TASK BRIEF: Output the data below exactly, images excluded.

[Stored data entries]
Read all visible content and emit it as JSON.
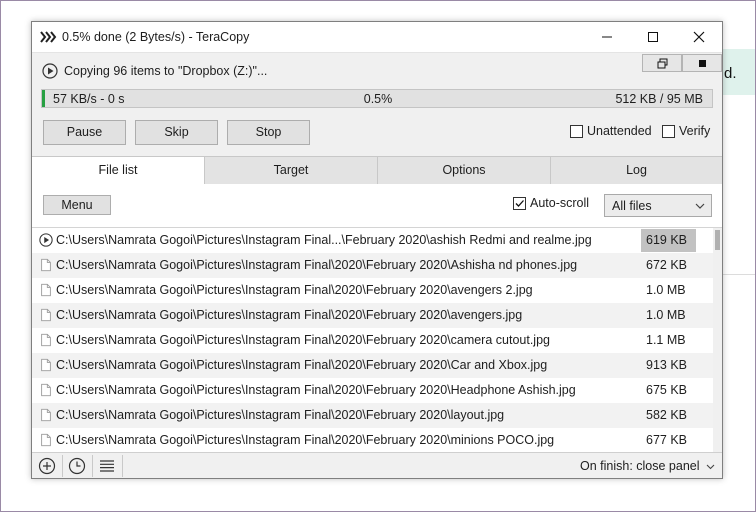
{
  "window": {
    "title": "0.5% done (2 Bytes/s) - TeraCopy",
    "status_text": "Copying 96 items to \"Dropbox (Z:)\"..."
  },
  "progress": {
    "speed_time": "57 KB/s - 0 s",
    "percent_label": "0.5%",
    "fraction": 0.005,
    "size_label": "512 KB / 95 MB"
  },
  "buttons": {
    "pause": "Pause",
    "skip": "Skip",
    "stop": "Stop"
  },
  "options": {
    "unattended": "Unattended",
    "verify": "Verify"
  },
  "tabs": [
    {
      "label": "File list"
    },
    {
      "label": "Target"
    },
    {
      "label": "Options"
    },
    {
      "label": "Log"
    }
  ],
  "file_list": {
    "menu_label": "Menu",
    "auto_scroll_label": "Auto-scroll",
    "filter_value": "All files",
    "files": [
      {
        "path": "C:\\Users\\Namrata Gogoi\\Pictures\\Instagram Final...\\February 2020\\ashish Redmi and realme.jpg",
        "size": "619 KB",
        "status": "copying"
      },
      {
        "path": "C:\\Users\\Namrata Gogoi\\Pictures\\Instagram Final\\2020\\February 2020\\Ashisha nd phones.jpg",
        "size": "672 KB",
        "status": "pending"
      },
      {
        "path": "C:\\Users\\Namrata Gogoi\\Pictures\\Instagram Final\\2020\\February 2020\\avengers 2.jpg",
        "size": "1.0 MB",
        "status": "pending"
      },
      {
        "path": "C:\\Users\\Namrata Gogoi\\Pictures\\Instagram Final\\2020\\February 2020\\avengers.jpg",
        "size": "1.0 MB",
        "status": "pending"
      },
      {
        "path": "C:\\Users\\Namrata Gogoi\\Pictures\\Instagram Final\\2020\\February 2020\\camera cutout.jpg",
        "size": "1.1 MB",
        "status": "pending"
      },
      {
        "path": "C:\\Users\\Namrata Gogoi\\Pictures\\Instagram Final\\2020\\February 2020\\Car and Xbox.jpg",
        "size": "913 KB",
        "status": "pending"
      },
      {
        "path": "C:\\Users\\Namrata Gogoi\\Pictures\\Instagram Final\\2020\\February 2020\\Headphone Ashish.jpg",
        "size": "675 KB",
        "status": "pending"
      },
      {
        "path": "C:\\Users\\Namrata Gogoi\\Pictures\\Instagram Final\\2020\\February 2020\\layout.jpg",
        "size": "582 KB",
        "status": "pending"
      },
      {
        "path": "C:\\Users\\Namrata Gogoi\\Pictures\\Instagram Final\\2020\\February 2020\\minions POCO.jpg",
        "size": "677 KB",
        "status": "pending"
      }
    ]
  },
  "bottom_bar": {
    "on_finish": "On finish: close panel"
  },
  "background": {
    "partial_text": "d."
  },
  "colors": {
    "progress": "#27a042",
    "window_bg": "#f0f0f0",
    "highlight": "#c2c2c2"
  },
  "icons": [
    "teracopy-icon",
    "minimize-icon",
    "maximize-icon",
    "close-icon",
    "play-icon",
    "restore-icon",
    "stop-icon",
    "file-icon",
    "add-icon",
    "history-icon",
    "list-icon",
    "chevron-down-icon"
  ]
}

OUTPUT:
Read all visible content and emit it as JSON.
{
  "window": {
    "title": "0.5% done (2 Bytes/s) - TeraCopy",
    "status_text": "Copying 96 items to \"Dropbox (Z:)\"..."
  },
  "progress": {
    "speed_time": "57 KB/s - 0 s",
    "percent_label": "0.5%",
    "fraction": 0.005,
    "size_label": "512 KB / 95 MB"
  },
  "buttons": {
    "pause": "Pause",
    "skip": "Skip",
    "stop": "Stop"
  },
  "options": {
    "unattended": "Unattended",
    "verify": "Verify"
  },
  "tabs": [
    {
      "label": "File list"
    },
    {
      "label": "Target"
    },
    {
      "label": "Options"
    },
    {
      "label": "Log"
    }
  ],
  "file_list": {
    "menu_label": "Menu",
    "auto_scroll_label": "Auto-scroll",
    "filter_value": "All files",
    "files": [
      {
        "path": "C:\\Users\\Namrata Gogoi\\Pictures\\Instagram Final...\\February 2020\\ashish Redmi and realme.jpg",
        "size": "619 KB",
        "status": "copying"
      },
      {
        "path": "C:\\Users\\Namrata Gogoi\\Pictures\\Instagram Final\\2020\\February 2020\\Ashisha nd phones.jpg",
        "size": "672 KB",
        "status": "pending"
      },
      {
        "path": "C:\\Users\\Namrata Gogoi\\Pictures\\Instagram Final\\2020\\February 2020\\avengers 2.jpg",
        "size": "1.0 MB",
        "status": "pending"
      },
      {
        "path": "C:\\Users\\Namrata Gogoi\\Pictures\\Instagram Final\\2020\\February 2020\\avengers.jpg",
        "size": "1.0 MB",
        "status": "pending"
      },
      {
        "path": "C:\\Users\\Namrata Gogoi\\Pictures\\Instagram Final\\2020\\February 2020\\camera cutout.jpg",
        "size": "1.1 MB",
        "status": "pending"
      },
      {
        "path": "C:\\Users\\Namrata Gogoi\\Pictures\\Instagram Final\\2020\\February 2020\\Car and Xbox.jpg",
        "size": "913 KB",
        "status": "pending"
      },
      {
        "path": "C:\\Users\\Namrata Gogoi\\Pictures\\Instagram Final\\2020\\February 2020\\Headphone Ashish.jpg",
        "size": "675 KB",
        "status": "pending"
      },
      {
        "path": "C:\\Users\\Namrata Gogoi\\Pictures\\Instagram Final\\2020\\February 2020\\layout.jpg",
        "size": "582 KB",
        "status": "pending"
      },
      {
        "path": "C:\\Users\\Namrata Gogoi\\Pictures\\Instagram Final\\2020\\February 2020\\minions POCO.jpg",
        "size": "677 KB",
        "status": "pending"
      }
    ]
  },
  "bottom_bar": {
    "on_finish": "On finish: close panel"
  },
  "background": {
    "partial_text": "d."
  },
  "colors": {
    "progress": "#27a042",
    "window_bg": "#f0f0f0",
    "highlight": "#c2c2c2"
  },
  "icons": [
    "teracopy-icon",
    "minimize-icon",
    "maximize-icon",
    "close-icon",
    "play-icon",
    "restore-icon",
    "stop-icon",
    "file-icon",
    "add-icon",
    "history-icon",
    "list-icon",
    "chevron-down-icon"
  ]
}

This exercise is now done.